Scotch whisky is protected by Geographical Indications (GI) status, so only a whisky made in Scotland can be a Scotch whisky. While Japanese whisky may have been styled on its Scottish progenitor, for example, it will never reach the lofty heights of being called Scotch.
“Out of all the 110-120 countries making whisky, Scotch is only made in Scotland.
This makes it the most aspirational drink in the world.
The only other drinks that have as much cachet are perhaps Champagne or Cognac.”
-IAN LOGAN, GLOBAL BRAND AMBASSADOR, THE GLENLIVET
The whisky produced in Scotland runs the full range of flavours, from heavily peated and smoky to light and fruity, and even slightly saline in coastal regions. There is almost always sweetness, either in full-blown caramel glory or just the slightest hint of sugar.

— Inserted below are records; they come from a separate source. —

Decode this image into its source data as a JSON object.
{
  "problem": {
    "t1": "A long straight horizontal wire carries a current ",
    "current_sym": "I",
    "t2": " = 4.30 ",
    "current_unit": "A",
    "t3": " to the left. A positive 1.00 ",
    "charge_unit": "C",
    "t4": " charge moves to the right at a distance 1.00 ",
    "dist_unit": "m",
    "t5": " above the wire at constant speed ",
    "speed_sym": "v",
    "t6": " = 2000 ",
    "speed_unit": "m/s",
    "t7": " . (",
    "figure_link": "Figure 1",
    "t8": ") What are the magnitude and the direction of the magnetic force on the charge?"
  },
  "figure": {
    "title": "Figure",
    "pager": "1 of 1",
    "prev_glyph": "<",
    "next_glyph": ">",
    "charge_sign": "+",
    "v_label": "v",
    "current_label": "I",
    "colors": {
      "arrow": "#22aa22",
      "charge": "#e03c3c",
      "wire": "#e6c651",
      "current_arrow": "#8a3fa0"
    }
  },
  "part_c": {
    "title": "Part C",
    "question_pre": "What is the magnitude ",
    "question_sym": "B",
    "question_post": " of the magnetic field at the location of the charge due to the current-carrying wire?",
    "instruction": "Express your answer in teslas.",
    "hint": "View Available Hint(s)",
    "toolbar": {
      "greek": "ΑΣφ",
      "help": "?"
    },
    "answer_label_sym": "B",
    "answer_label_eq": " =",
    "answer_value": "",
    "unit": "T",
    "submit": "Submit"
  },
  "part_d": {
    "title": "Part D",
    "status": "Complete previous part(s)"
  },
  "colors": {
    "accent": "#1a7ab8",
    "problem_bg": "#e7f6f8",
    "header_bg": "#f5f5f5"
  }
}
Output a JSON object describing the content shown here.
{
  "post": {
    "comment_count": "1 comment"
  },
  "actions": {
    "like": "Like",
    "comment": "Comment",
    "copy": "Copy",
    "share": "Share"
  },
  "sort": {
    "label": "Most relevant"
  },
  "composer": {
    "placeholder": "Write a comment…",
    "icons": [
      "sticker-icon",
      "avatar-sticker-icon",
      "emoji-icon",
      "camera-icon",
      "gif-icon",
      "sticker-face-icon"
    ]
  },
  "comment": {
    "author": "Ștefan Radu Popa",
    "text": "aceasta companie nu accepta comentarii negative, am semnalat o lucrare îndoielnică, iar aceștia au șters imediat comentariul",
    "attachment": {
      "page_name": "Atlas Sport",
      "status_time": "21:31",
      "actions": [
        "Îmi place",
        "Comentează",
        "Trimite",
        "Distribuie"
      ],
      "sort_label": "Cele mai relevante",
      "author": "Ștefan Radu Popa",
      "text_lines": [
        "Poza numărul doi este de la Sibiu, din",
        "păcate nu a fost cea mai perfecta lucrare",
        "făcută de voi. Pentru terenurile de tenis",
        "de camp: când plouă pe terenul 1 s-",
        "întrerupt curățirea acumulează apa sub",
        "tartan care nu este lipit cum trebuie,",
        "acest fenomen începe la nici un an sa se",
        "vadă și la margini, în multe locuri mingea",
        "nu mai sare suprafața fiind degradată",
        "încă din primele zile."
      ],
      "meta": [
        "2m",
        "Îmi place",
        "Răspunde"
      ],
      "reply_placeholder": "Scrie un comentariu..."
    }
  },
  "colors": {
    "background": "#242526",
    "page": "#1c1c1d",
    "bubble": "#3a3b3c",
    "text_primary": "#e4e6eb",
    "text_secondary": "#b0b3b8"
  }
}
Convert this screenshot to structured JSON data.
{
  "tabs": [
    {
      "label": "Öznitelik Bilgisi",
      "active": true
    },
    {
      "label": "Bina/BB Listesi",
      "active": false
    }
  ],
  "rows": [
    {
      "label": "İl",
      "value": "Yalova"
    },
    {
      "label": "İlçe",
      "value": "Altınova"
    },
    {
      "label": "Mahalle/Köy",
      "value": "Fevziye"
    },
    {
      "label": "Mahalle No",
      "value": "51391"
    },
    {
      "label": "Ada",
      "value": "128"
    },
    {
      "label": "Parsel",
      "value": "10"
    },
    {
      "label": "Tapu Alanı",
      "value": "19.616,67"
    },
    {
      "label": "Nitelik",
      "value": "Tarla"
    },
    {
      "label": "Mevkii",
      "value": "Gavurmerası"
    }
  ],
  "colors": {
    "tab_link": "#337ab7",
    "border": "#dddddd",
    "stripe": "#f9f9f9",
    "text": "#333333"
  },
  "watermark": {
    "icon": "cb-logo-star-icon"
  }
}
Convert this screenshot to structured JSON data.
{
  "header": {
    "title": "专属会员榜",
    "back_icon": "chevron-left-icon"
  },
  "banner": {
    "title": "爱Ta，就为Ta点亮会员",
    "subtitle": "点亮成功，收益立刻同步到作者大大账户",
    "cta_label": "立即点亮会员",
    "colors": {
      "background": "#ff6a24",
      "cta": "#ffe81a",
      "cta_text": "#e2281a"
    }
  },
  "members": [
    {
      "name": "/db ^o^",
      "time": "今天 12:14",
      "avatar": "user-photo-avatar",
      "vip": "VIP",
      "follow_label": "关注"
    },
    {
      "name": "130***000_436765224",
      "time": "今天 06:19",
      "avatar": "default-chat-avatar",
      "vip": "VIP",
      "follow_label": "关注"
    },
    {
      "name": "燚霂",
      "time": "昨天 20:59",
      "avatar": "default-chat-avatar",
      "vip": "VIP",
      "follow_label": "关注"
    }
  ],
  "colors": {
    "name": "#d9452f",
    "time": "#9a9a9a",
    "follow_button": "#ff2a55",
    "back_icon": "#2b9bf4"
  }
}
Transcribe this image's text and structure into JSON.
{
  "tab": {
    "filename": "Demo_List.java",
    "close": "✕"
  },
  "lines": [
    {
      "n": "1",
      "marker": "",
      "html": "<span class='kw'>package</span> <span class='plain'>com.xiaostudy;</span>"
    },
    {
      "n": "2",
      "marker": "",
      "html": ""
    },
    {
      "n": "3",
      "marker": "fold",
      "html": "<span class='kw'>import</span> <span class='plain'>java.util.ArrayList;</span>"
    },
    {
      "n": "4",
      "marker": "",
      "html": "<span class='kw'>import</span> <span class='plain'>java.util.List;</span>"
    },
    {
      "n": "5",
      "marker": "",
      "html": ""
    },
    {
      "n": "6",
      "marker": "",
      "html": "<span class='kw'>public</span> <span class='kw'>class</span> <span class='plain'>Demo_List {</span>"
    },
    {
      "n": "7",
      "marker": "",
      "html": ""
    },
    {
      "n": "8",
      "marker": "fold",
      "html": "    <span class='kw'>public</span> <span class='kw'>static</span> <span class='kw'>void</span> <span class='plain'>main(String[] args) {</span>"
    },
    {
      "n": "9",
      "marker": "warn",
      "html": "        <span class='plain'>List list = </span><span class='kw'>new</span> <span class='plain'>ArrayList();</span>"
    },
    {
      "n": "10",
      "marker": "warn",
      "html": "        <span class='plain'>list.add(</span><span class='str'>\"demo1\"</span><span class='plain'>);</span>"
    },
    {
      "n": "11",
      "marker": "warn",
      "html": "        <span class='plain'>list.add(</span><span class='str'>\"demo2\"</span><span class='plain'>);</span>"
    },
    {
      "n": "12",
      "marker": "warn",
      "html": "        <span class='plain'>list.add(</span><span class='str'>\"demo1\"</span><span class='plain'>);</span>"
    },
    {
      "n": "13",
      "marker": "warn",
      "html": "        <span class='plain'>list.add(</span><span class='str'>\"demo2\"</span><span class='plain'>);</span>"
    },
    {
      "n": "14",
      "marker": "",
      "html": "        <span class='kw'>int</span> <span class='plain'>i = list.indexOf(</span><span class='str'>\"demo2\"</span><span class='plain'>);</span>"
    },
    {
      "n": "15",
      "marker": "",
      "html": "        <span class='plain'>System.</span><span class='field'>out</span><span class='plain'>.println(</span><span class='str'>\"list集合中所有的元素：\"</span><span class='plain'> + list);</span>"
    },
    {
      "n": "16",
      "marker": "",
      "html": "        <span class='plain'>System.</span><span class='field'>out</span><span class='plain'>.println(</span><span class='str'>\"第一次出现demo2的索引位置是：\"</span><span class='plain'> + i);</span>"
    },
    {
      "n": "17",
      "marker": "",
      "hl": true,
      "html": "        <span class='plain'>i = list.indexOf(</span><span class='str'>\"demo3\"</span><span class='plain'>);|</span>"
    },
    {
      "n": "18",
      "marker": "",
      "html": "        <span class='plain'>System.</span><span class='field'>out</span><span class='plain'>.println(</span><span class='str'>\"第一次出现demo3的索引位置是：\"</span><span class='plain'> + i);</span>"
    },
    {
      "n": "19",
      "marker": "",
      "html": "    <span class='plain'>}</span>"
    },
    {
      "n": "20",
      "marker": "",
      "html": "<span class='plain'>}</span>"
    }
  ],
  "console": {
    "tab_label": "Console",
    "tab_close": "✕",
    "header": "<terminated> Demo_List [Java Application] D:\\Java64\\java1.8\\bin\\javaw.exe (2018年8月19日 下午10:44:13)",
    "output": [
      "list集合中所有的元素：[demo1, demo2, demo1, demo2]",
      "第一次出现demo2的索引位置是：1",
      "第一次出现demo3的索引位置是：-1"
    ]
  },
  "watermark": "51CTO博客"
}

The large number of Scotch distilleries makes it difficult, and unwise, to make broad generalisations.
What type of whisky is The Glenlivet?
All the whisky produced at The Glenlivet is pure single malt Scotch and more specifically, Speyside single malt Scotch whisky. Our distillery is near Ballindalloch in Moray, in the Speyside region and draws water from Josie’s Well and other nearby springs.
Types of single malts
As the definition of single malt is that the whisky only contains malted barley from a single distillery, wherever in the world that may be, Japanese whisky and Irish whiskey, as well as Scotch whiskey can be a single malt.
Single malt scotch whisky can be further defined by Scottish regions so you’ll find types labelled as Highland single malts, Islay single malts, Lowland single malts, Campbeltown single malts and Speyside single malts, just like The Glenlivet.
Types of Scotch
As with the broader term of whisky, Scotch whisky has different types depending on how it is produced. Varieties of Scotch whisky include single malt, single grain, blended malt, blended grain, blended, and double malt.
It’s a lifetime’s journey to learn and experience all there is to know about whisky. That’s why it’s best to return to the beginning, with a dram of The Glenlivet.